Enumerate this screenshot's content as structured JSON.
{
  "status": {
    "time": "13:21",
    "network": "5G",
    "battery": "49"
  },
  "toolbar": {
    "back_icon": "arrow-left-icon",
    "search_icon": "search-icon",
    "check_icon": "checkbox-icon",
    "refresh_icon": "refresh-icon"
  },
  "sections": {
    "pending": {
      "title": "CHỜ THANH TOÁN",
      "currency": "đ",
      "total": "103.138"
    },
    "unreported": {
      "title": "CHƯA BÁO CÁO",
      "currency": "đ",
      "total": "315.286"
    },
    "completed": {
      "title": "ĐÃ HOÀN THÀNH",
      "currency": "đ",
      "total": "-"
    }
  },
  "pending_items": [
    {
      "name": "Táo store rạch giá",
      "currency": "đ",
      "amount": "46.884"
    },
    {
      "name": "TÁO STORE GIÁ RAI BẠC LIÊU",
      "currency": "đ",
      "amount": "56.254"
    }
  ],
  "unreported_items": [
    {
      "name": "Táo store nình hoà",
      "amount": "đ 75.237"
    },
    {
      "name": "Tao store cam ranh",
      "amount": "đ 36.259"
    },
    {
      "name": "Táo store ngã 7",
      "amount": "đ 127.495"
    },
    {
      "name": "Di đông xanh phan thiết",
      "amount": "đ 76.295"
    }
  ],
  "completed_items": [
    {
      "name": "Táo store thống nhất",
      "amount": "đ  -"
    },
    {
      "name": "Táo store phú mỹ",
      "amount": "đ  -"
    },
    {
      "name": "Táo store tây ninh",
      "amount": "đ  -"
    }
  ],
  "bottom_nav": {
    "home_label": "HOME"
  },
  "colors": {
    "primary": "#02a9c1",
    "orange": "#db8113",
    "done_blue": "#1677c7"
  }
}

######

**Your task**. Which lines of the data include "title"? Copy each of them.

**Response area**.
      "title": "CHỜ THANH TOÁN",
      "title": "CHƯA BÁO CÁO",
      "title": "ĐÃ HOÀN THÀNH",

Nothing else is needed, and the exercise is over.